On March 13, 1986, ESA's Giotto probe swept within 600 km of Comet Halley, obtaining the first close-up images of a comet. It revealed the first evidence of organic material in a comet and, still today, much of what we know about comets comes from the pioneering mission.
Launched on July 2, 1985 by Ariane 1, Giotto was ESA's first deep-space mission, part of an ambitious international effort to solve the mysteries surrounding Comet Halley. It was also the first deep-space mission to change orbit by returning to Earth from an interplanetary trajectory for a gravity-assist.
After a cruise of eight months, Giotto arrived at its destination and revealed the size and shape of Halley's nucleus, found that its surface is very dark (the blackest object in the Solar System) and that it emitted jets of gas and dust.
Giotto's camera recorded many images that gave scientists a rare opportunity -- the comet will not return to the inner Solar System again until 2061 -- to study Halley intensively.
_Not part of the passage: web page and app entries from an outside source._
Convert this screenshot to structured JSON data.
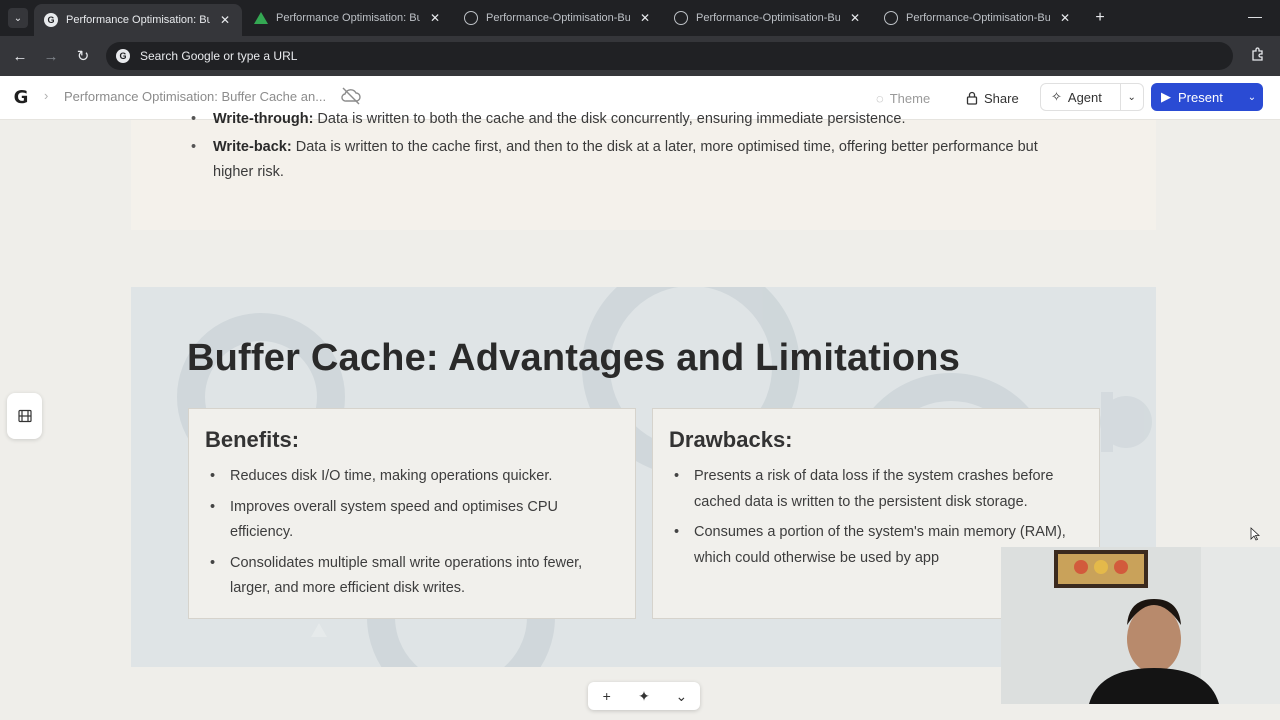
{
  "browser": {
    "tabs": [
      {
        "title": "Performance Optimisation: Buff",
        "favicon": "gamma-icon",
        "active": true
      },
      {
        "title": "Performance Optimisation: Buff",
        "favicon": "google-drive-icon",
        "active": false
      },
      {
        "title": "Performance-Optimisation-Buff",
        "favicon": "globe-icon",
        "active": false
      },
      {
        "title": "Performance-Optimisation-Buff",
        "favicon": "globe-icon",
        "active": false
      },
      {
        "title": "Performance-Optimisation-Buff",
        "favicon": "globe-icon",
        "active": false
      }
    ],
    "omnibox_placeholder": "Search Google or type a URL"
  },
  "app_header": {
    "doc_title": "Performance Optimisation: Buffer Cache an...",
    "theme_label": "Theme",
    "share_label": "Share",
    "agent_label": "Agent",
    "present_label": "Present"
  },
  "prev_card": {
    "cut_item": {
      "term": "Write-through:",
      "text": " Data is written to both the cache and the disk concurrently, ensuring immediate persistence."
    },
    "item": {
      "term": "Write-back:",
      "text": " Data is written to the cache first, and then to the disk at a later, more optimised time, offering better performance but higher risk."
    }
  },
  "slide": {
    "title": "Buffer Cache: Advantages and Limitations",
    "benefits": {
      "heading": "Benefits:",
      "items": [
        "Reduces disk I/O time, making operations quicker.",
        "Improves overall system speed and optimises CPU efficiency.",
        "Consolidates multiple small write operations into fewer, larger, and more efficient disk writes."
      ]
    },
    "drawbacks": {
      "heading": "Drawbacks:",
      "items": [
        "Presents a risk of data loss if the system crashes before cached data is written to the persistent disk storage.",
        "Consumes a portion of the system's main memory (RAM), which could otherwise be used by app"
      ]
    }
  },
  "bottom_toolbar": {
    "add": "+",
    "ai": "✦",
    "more": "⌄"
  },
  "colors": {
    "accent": "#2a4bd4",
    "chrome_dark": "#202124",
    "slide_bg": "#dfe4e6",
    "page_bg": "#efeeea"
  }
}
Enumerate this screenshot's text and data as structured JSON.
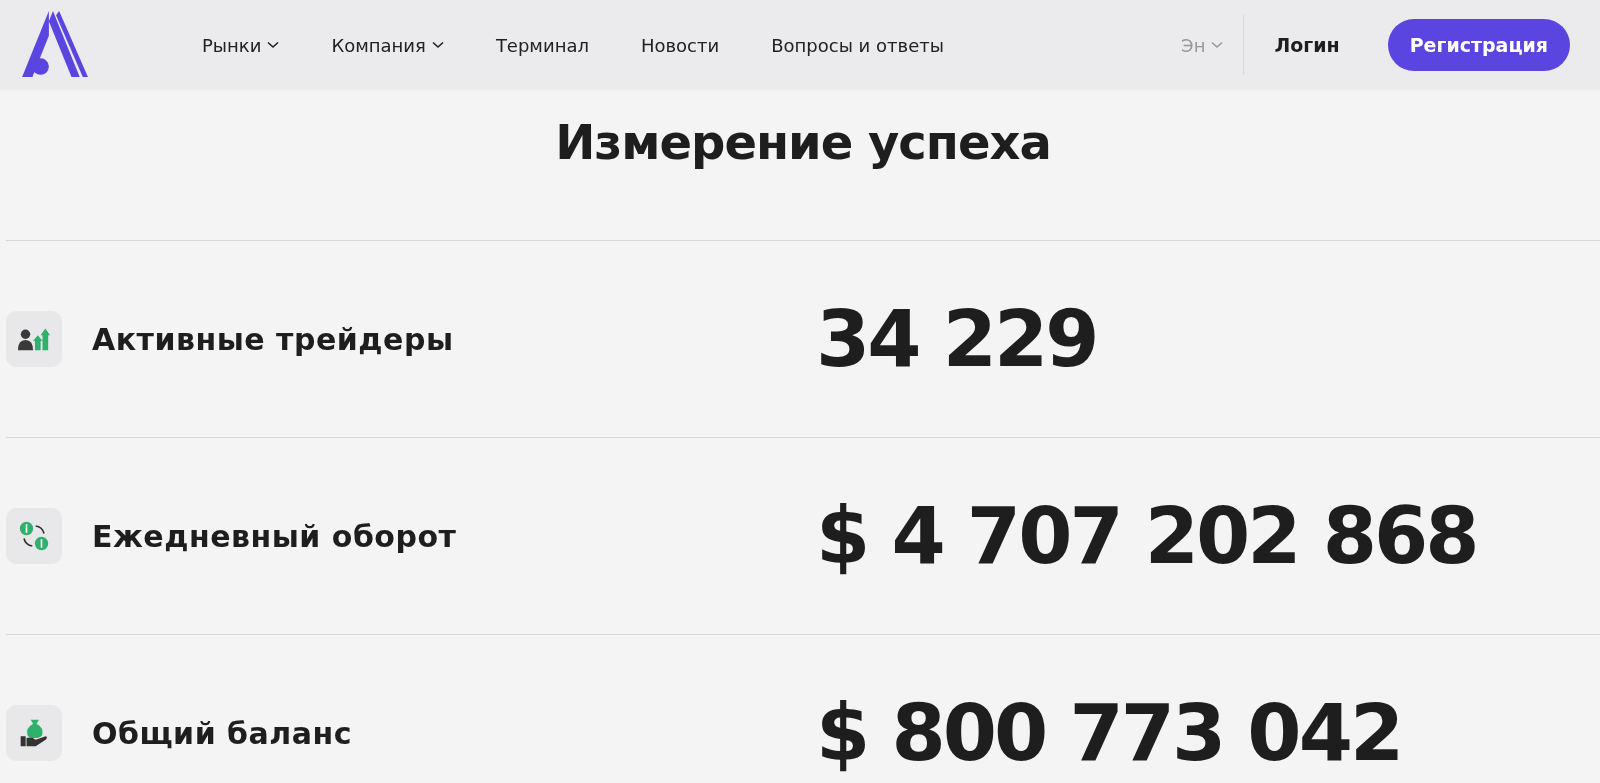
{
  "nav": [
    {
      "label": "Рынки",
      "dropdown": true
    },
    {
      "label": "Компания",
      "dropdown": true
    },
    {
      "label": "Терминал",
      "dropdown": false
    },
    {
      "label": "Новости",
      "dropdown": false
    },
    {
      "label": "Вопросы и ответы",
      "dropdown": false
    }
  ],
  "language": "Эн",
  "login": "Логин",
  "register": "Регистрация",
  "title": "Измерение успеха",
  "stats": [
    {
      "kind": "traders",
      "label": "Активные трейдеры",
      "value": "34 229"
    },
    {
      "kind": "turnover",
      "label": "Ежедневный оборот",
      "value": "$ 4 707 202 868"
    },
    {
      "kind": "balance",
      "label": "Общий баланс",
      "value": "$ 800 773 042"
    }
  ]
}
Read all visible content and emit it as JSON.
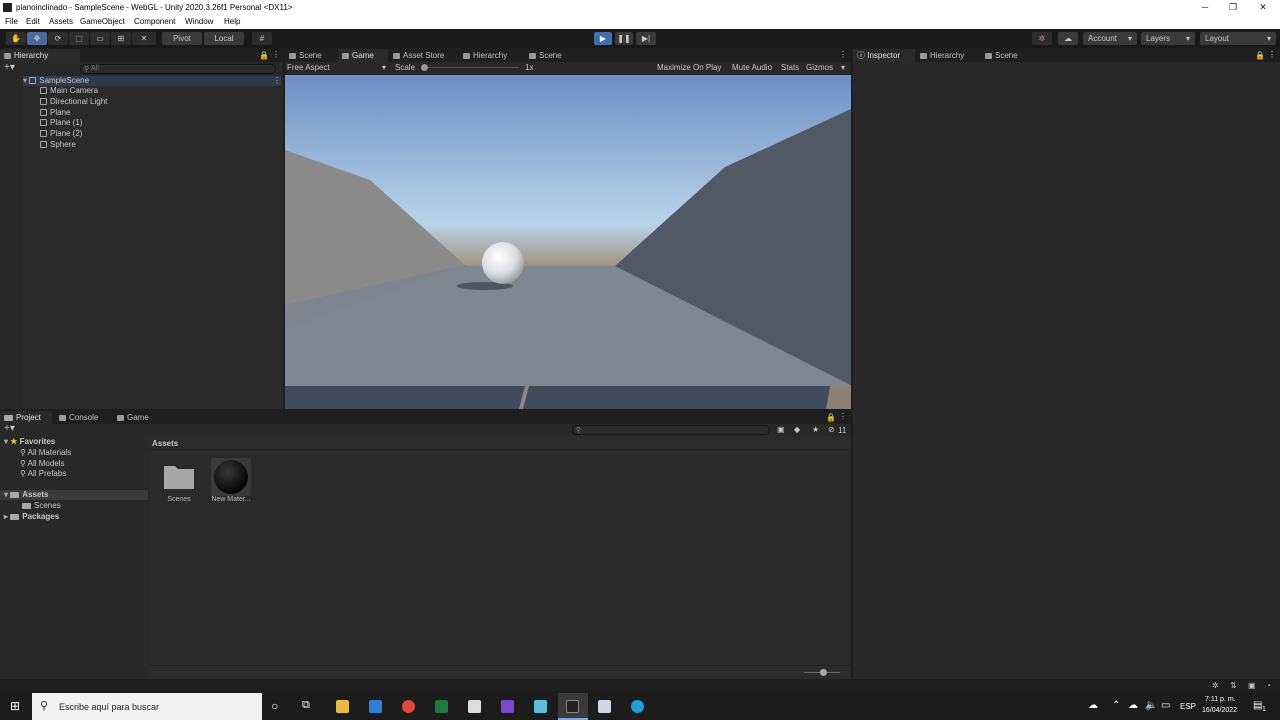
{
  "window": {
    "title": "planoinclinado - SampleScene - WebGL - Unity 2020.3.26f1 Personal <DX11>",
    "minimize": "─",
    "maximize": "❐",
    "close": "✕"
  },
  "menu": [
    "File",
    "Edit",
    "Assets",
    "GameObject",
    "Component",
    "Window",
    "Help"
  ],
  "toolbar": {
    "pivot": "Pivot",
    "local": "Local",
    "account": "Account",
    "layers": "Layers",
    "layout": "Layout",
    "caret": "▾"
  },
  "hierarchy": {
    "tab": "Hierarchy",
    "add": "+▾",
    "search_placeholder": "All",
    "scene": "SampleScene",
    "items": [
      "Main Camera",
      "Directional Light",
      "Plane",
      "Plane (1)",
      "Plane (2)",
      "Sphere"
    ]
  },
  "center_tabs": [
    "Scene",
    "Game",
    "Asset Store",
    "Hierarchy",
    "Scene"
  ],
  "game_toolbar": {
    "aspect": "Free Aspect",
    "scale_label": "Scale",
    "scale_value": "1x",
    "maximize": "Maximize On Play",
    "mute": "Mute Audio",
    "stats": "Stats",
    "gizmos": "Gizmos"
  },
  "inspector_tabs": [
    "Inspector",
    "Hierarchy",
    "Scene"
  ],
  "bottom_tabs": [
    "Project",
    "Console",
    "Game"
  ],
  "project": {
    "add": "+▾",
    "favorites": "Favorites",
    "fav_items": [
      "All Materials",
      "All Models",
      "All Prefabs"
    ],
    "assets": "Assets",
    "asset_children": [
      "Scenes"
    ],
    "packages": "Packages",
    "breadcrumb": "Assets",
    "count": "11",
    "files": [
      {
        "name": "Scenes",
        "type": "folder"
      },
      {
        "name": "New Mater...",
        "type": "material"
      }
    ]
  },
  "taskbar": {
    "search_placeholder": "Escribe aquí para buscar",
    "lang": "ESP",
    "time": "7:11 p. m.",
    "date": "16/04/2022",
    "notif": "1"
  }
}
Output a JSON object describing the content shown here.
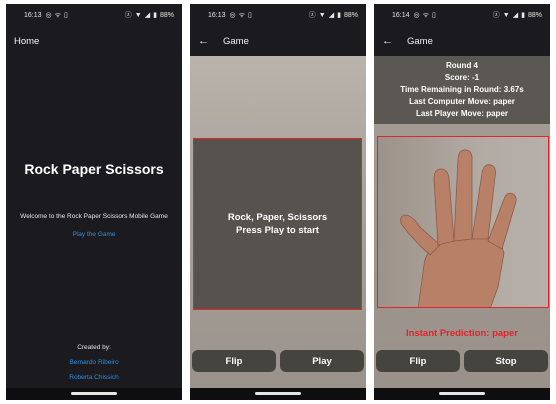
{
  "status_bars": [
    {
      "time": "16:13",
      "battery": "88%"
    },
    {
      "time": "16:13",
      "battery": "88%"
    },
    {
      "time": "16:14",
      "battery": "88%"
    }
  ],
  "home": {
    "appbar_title": "Home",
    "title": "Rock Paper Scissors",
    "welcome": "Welcome to the Rock Paper Scissors Mobile Game",
    "play_link": "Play the Game",
    "created_by_label": "Created by:",
    "creators": [
      "Bernardo Ribeiro",
      "Roberta Chissich"
    ]
  },
  "game_start": {
    "appbar_title": "Game",
    "prompt_line1": "Rock, Paper, Scissors",
    "prompt_line2": "Press Play to start",
    "flip_label": "Flip",
    "play_label": "Play"
  },
  "game_running": {
    "appbar_title": "Game",
    "round": "Round 4",
    "score": "Score: -1",
    "time_remaining": "Time Remaining in Round: 3.67s",
    "last_computer_move": "Last Computer Move: paper",
    "last_player_move": "Last Player Move: paper",
    "prediction": "Instant Prediction: paper",
    "flip_label": "Flip",
    "stop_label": "Stop"
  },
  "colors": {
    "background_dark": "#1b1b1f",
    "accent_link": "#2d8fe0",
    "detection_red": "#e3242b",
    "button_bg": "#46443f"
  },
  "icons": [
    "whatsapp-icon",
    "wifi-calling-icon",
    "nfc-icon",
    "mute-icon",
    "wifi-icon",
    "signal-icon",
    "battery-icon",
    "back-arrow-icon"
  ]
}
It was particularly important to determine its composition through the readings made by Giotto as it passed through Halley's tail.
After completing its Halley mission, Giotto went into hibernation before being woken up in the summer of 1990, and then hibernating again until early 1992.
Although a few of the instruments had been damaged during the Halley encounter, the spacecraft had survived the battering by cometary dust and was able to conduct a second flyby, this time of Comet 26P/Grigg-Skjellerup, in July 1992.
This video is a new compilation of Giotto's historic images acquired by the Halley Multicolour Camera (HMC). It shows the comet as seen by the probe as it approached from about 900,000 km, coming to within 596 km.
The images were processed by the HMC team under the leadership of Uwe Keller at the Max Planck Institute for Solar System Research (MPS/Lindau), where this video was newly produced in 2011 together with B. Grieger from the Rosetta team at ESA/ESAC to mark the 25th anniversary of Giotto's flyby.
credit: Max Planck Institute for Solar System Research